Google and Apple both receive a part of the proceeds from in-app loot boxes in games sold or offered free through “Google Play” and the Apple “App Store.”

The lawsuits claim that these profits are made with “predatory practices enticing consumers, including children to engage in gambling and similar addictive conduct in violation of this and other laws designed to protect consumers and to prohibit such practices.”

Loot boxes: Millions played and billions made

Loot boxes are in-game rewards that contain a random assortment of virtual items. These items usually assist players in advancing in the online game. They may also be items that customize the player’s game dashboard, or avatar. 

Players can pay for a loot box sometimes with virtual currency. But the lawsuits and ongoing disputes are over the loot boxes which are bought with real money. The real money transactions are also known as “micro-transactions” and “in-app purchases.”

The lawsuits claim that games that offer a gamer the opportunity to pay for a randomized chance of obtaining better weapons, player skins, or other in-game features to improve gameplay is arguably operating as a gambling device. 

Loot boxes produce a growing revenue stream for game developers and the platforms on which they are sold. For example, Google Play and the Apple App Store receive 30% of the in-app purchase amount.

The concern is that techniques used to market loot boxes may be addictive. And whether there is a negative impact on minors to these in-game purchases.
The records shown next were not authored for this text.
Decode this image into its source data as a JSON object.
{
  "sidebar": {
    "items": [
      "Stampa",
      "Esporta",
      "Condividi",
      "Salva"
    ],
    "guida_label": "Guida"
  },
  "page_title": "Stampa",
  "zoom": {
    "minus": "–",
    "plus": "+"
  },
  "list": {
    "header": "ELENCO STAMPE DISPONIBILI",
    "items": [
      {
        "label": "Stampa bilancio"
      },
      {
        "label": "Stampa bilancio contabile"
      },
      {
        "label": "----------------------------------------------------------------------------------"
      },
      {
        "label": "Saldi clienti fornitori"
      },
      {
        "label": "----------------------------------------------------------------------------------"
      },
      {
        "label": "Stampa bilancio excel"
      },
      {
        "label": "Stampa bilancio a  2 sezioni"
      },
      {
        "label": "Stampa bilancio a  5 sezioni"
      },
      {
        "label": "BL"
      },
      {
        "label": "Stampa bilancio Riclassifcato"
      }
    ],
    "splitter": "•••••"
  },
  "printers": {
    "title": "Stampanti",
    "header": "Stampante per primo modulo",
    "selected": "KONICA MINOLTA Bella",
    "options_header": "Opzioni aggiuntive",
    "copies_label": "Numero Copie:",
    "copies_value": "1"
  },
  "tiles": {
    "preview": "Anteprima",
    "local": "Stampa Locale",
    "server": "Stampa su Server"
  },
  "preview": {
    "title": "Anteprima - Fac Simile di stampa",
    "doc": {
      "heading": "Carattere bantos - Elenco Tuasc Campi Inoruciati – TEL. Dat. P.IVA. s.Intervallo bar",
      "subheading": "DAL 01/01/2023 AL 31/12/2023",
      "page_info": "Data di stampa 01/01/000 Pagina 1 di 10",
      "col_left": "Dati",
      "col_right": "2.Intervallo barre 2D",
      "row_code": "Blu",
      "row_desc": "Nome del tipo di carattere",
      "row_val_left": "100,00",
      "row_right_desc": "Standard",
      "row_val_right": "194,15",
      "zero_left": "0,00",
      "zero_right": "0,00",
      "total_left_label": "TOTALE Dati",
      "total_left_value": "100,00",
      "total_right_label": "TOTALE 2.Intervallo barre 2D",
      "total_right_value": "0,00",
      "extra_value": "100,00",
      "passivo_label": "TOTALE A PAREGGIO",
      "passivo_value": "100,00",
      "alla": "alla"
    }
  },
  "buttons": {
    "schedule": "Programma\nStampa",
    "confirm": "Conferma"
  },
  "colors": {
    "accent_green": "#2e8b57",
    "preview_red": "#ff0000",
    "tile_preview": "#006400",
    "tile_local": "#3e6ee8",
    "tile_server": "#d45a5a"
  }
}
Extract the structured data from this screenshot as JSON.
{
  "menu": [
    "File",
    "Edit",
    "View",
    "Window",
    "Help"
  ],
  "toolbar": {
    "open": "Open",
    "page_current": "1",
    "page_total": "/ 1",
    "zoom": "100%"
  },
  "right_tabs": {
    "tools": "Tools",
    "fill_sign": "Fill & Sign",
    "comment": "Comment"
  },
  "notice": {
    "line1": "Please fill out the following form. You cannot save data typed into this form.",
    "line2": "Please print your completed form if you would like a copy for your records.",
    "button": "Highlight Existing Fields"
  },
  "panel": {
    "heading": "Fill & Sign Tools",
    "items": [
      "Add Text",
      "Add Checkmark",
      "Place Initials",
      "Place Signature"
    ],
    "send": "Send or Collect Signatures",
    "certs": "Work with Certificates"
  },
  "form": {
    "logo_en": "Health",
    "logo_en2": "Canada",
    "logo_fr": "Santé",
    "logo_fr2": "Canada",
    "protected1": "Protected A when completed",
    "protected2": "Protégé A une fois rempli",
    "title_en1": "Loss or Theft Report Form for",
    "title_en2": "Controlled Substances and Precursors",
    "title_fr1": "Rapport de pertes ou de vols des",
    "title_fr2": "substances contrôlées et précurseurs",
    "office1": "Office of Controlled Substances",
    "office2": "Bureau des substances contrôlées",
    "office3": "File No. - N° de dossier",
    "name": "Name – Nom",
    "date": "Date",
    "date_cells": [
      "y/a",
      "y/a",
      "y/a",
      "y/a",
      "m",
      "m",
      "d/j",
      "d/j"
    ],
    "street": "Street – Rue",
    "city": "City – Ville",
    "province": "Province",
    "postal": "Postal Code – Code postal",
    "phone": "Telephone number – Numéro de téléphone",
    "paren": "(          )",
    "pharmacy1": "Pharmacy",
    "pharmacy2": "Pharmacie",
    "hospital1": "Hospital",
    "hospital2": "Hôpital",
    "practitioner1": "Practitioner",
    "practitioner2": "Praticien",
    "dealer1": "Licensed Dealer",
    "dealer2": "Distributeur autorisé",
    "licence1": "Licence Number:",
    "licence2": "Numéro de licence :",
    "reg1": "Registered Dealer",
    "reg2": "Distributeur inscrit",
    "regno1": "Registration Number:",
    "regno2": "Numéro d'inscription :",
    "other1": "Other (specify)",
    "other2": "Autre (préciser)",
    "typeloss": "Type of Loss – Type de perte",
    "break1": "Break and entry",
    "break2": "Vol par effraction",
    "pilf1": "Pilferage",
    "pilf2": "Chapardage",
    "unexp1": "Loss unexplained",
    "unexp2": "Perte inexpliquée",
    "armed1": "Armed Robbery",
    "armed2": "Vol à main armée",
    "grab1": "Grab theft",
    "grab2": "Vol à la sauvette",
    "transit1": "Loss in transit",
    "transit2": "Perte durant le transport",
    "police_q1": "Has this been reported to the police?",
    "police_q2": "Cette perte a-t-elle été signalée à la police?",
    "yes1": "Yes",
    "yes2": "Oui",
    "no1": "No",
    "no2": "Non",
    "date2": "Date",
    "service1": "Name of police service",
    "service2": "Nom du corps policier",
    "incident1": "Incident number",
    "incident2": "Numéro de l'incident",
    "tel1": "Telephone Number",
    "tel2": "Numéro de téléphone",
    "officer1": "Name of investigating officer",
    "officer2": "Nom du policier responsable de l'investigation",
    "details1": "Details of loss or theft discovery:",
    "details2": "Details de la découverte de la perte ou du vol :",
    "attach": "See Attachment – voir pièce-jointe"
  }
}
There are credible claims that loot boxes create and reinforce addictive behaviors in players, particularly youthful ones.

Loot boxes generated up to $30 to $40 billion in 2018, this amount is expected to increase to about $50 billion by 2022.

Background Kevin Ramirez vs Electronic Arts class-action

The FIFA game series is one of the high earners through their loot boxes. FIFA was developed by Electronic Arts (EA).

EA is a California-based game development company, headquartered in Redwood City. They are the second-largest game company. Activision Blizzard is the largest. In addition to FIFA, some of their best-known game creations include a myriad of hit series games like The Sims, Star Wars Battlefront, Battlefield, Need For Speed, Mass Effect, and many others.


Have a story you want USA Herald to cover? Submit a tip here and if we think it’s newsworthy, we’ll follow up on it.

Want guaranteed coverage? We also offer contract journalism here.  Just be sure you’re comfortable giving up editorial control because our journalists are dogged and will follow the story through to the conclusion. The story will be published to our exacting standards, without regard for your preferred slant.

Want to contribute a story? We also accept article submissions — check out our writer’s guidelines here.